To overcome these limitations and maintain the typical advantages of both batteries and capacitors, current researches are mixing battery elements in supercapacitor devices to increase their energy density. Thus, materials normally used in battery electrodes are inserted in supercapacitors electrodes. From this combination arises the supercapacitor class called pseudocapacitors. In this context, Rafael Vicentini et al. [1] investigated carbon-based electrodes decorated with niobium pentoxide ($\rm Nb_2O_5$) to be used as pseudocapacitors.

In the manufacturing process, ($\rm Nb_2O_5$) nanoparticles are partially covered with a thin layer of mesoporous carbon, which leads to better electrical conductivity for the electrode. The composite electrode proved to be very stable in aqueous electrolytes, allowing it to be studied by conventional electrochemical methods and under in-situ conditions. For this study, Raman spectroscopy and X-ray diffraction were used, the latter performed on the XPD beamline of the Brazilian Synchrotron Light Laboratory (LNLS), with which it was possible to monitor the process of charge and discharge of the pseudocapacitor during its operation.

At the end, the group found that the electrodes based on carbon and decorated with niobium pentoxide have excellent characteristics to be used in the storage of electrical energy, including high capacitance, long service life (more than 500 thousand charge and discharge cycles) and high energy density and power.
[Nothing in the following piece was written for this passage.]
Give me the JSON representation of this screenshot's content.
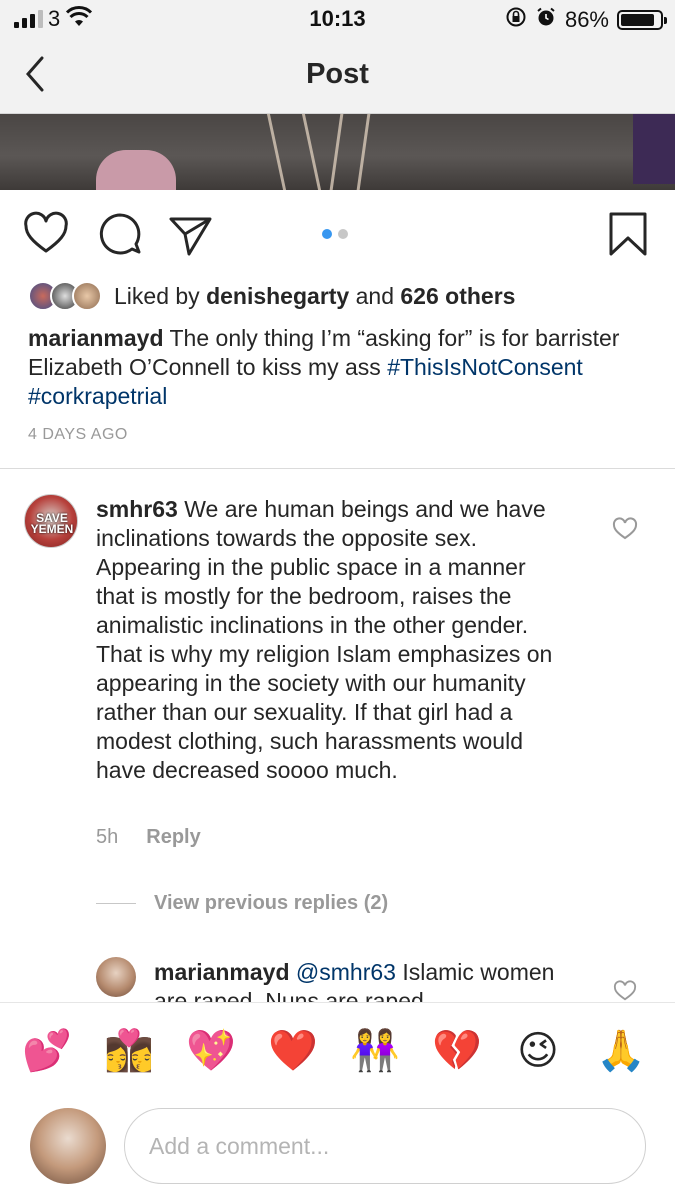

Source: [1] Rafael Vicentini, Willian Nunes, Bruno G.A. Freitas, Leonardo M. Da Silva, Davi Marcelo Soares, Reinaldo Cesar, Cristiane B. Rodella, Hudson Zanin, Niobium pentoxide nanoparticles @ multi-walled carbon nanotubes and activated carbon composite material as electrodes for electrochemical capacitors, Energy Storage Materials 22 (2019) 311–322. DOI: 10.1016/j.ensm.2019.08.007.